May 12, 2015-
“After the earthquake, we got together to figure out what we can do to help others out,” says Sagar Manandhar, artist and faculty at Kathmandu University Center for Art and Design (KUart) in Hattiban. “We went around surveying areas and upon reaching Bungamati, we thought we could concentrate on the area and help the community.”
Although Bungamati did not lose a lot of lives, more than 80 percent of the houses in the village were destroyed. People were living in makeshift tents set up in front of the rubbles that were once traditional newar houses.
Manandhar says that the students and the faculty from the college wanted to help out in the most effective way, so they created groups of students for various jobs.
“We divided the students into groups so that everyone would be involved and nobody would be overworked,” he says. “The students will also be getting their programme credits for the work they do here.”
The students, currently volunteering in the area, are divided into research, infographics, documentation, construction, outreach, sanitation and information groups. The research group has been documenting information regarding the historical and cultural significance of the area as well as collecting statistics on the number of people and houses in the area. The infographics group collects information and compiles them into understandable graphics and texts. The construction group has been building bamboo-frame houses and toilets, while the sanitation group has been taking care of the waste that is produced in the area, separating degradable and non-degradable material. The outreach group has been working with the children of the community and have been engaging them in art activities.
KUart has been building two types of shelters in the area. One is a semi-circular, cave-like structure created out of a bamboo frame and tin sheets.
“We decided to construct this because it could be executed in a very short time,” says Shreejan Shrestha, an ex-student who has been volunteering in the construction project, pointing at the tin cave. “Besides, they are cheap to build. One can be constructed for about Rs 8,000.”
The other shelters have gabled roofing and are being plastered with clay. Frameworks for five quarters have already been constructed since they started six days ago. The group plans on spending one month in the area and wants to see more collaboration with the locals.
“When we started, people [the locals] were a bit confused as to what we were doing. But since three days ago, they have been lending a hand,” says Manandhar. “Now, they tell us that we do not have to do everything and that they want to help complete the quarters.”

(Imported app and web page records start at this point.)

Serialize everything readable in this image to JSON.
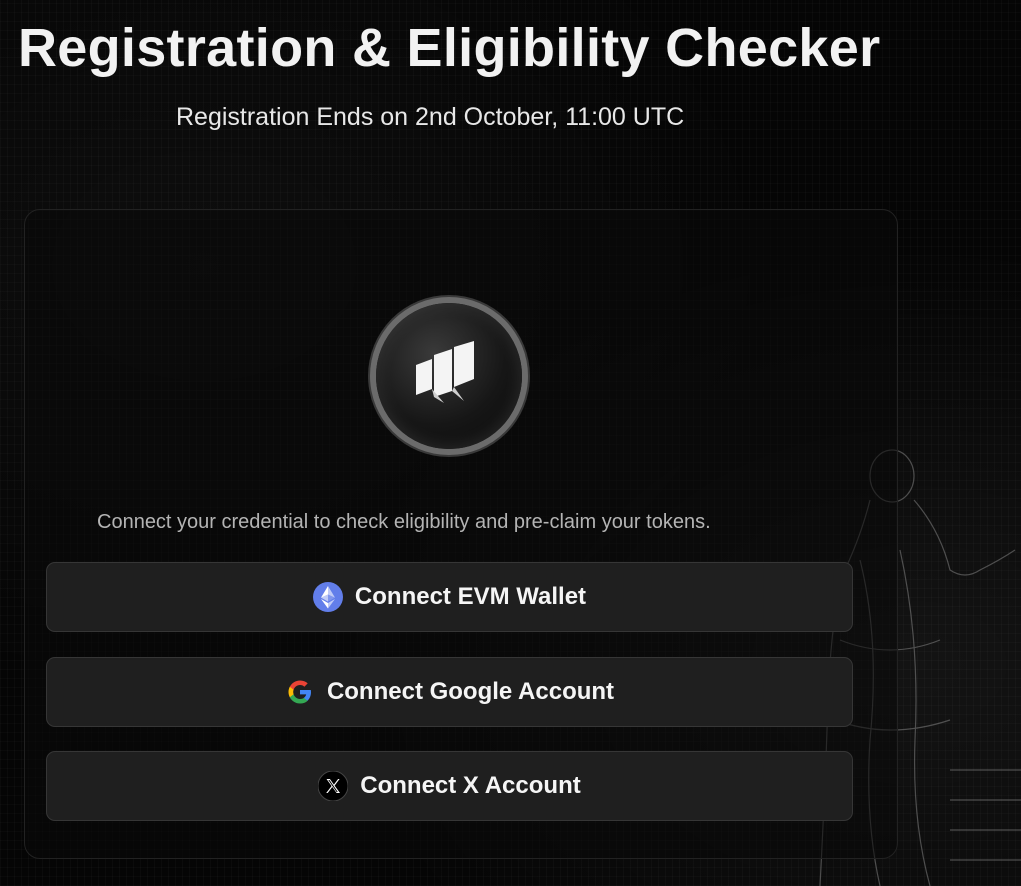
{
  "header": {
    "title": "Registration & Eligibility Checker",
    "subtitle": "Registration Ends on 2nd October, 11:00 UTC"
  },
  "card": {
    "logo_icon": "brand-logo-icon",
    "caption": "Connect your credential to check eligibility and pre-claim your tokens.",
    "buttons": [
      {
        "label": "Connect EVM Wallet",
        "icon": "ethereum-icon"
      },
      {
        "label": "Connect Google Account",
        "icon": "google-icon"
      },
      {
        "label": "Connect X Account",
        "icon": "x-icon"
      }
    ]
  },
  "colors": {
    "background": "#050505",
    "button_bg": "#1f1f1f",
    "ethereum": "#627eea",
    "text": "#f2f2f2"
  }
}
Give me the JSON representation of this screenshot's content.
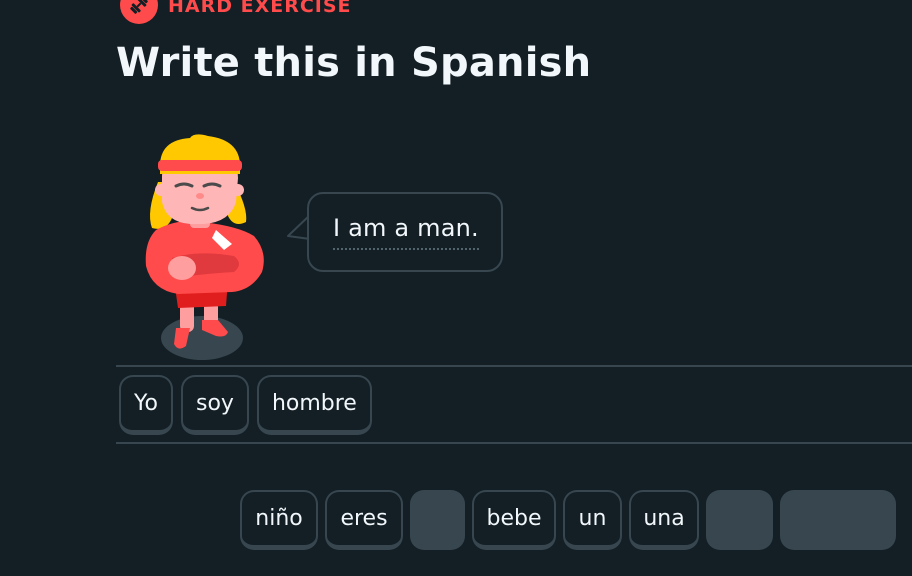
{
  "header": {
    "badge_label": "HARD EXERCISE",
    "badge_icon": "dumbbell-icon",
    "title": "Write this in Spanish"
  },
  "prompt": {
    "sentence": "I am a man."
  },
  "answer": {
    "words": [
      "Yo",
      "soy",
      "hombre"
    ]
  },
  "word_bank": {
    "words": [
      "niño",
      "eres",
      "",
      "bebe",
      "un",
      "una",
      "",
      ""
    ]
  },
  "colors": {
    "background": "#131f24",
    "accent_red": "#ff4b4b",
    "border": "#37464f",
    "text": "#f1f7fb"
  }
}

On Sunday, the locals were paving the shelters with plastic and bricks and were also providing the volunteers with cooked instant noodles. Children were running around the area wearing paper crowns, holding origami guns in their hands. A magazine-collage mural done on one of the houses reads: We Will Rise.
“We are now starting mural projects around the area. We will be working with images of the local children. We want to depict them helping out,” says Prabal Bikram Shah, another graduate. The murals, according to Shah, will feature text written by the children. The attempt is to rehabilitate the locals, especially the young, who are still in trauma after the quake.
“The children still run around saying another quake has hit them, when they hear loud sounds,” says Manandhar.
After the month-long project, even if the group will not be working on the ground, they intend to carry out more research work in order to reconstruct the village whist still retaining its original essence.
“Bungamati is a part of a very old civilisation. We want to help people reconstruct the area following traditionally accepted tecniques and aesthetics,” says Manandhar.
Published: 12-05-2015 07:28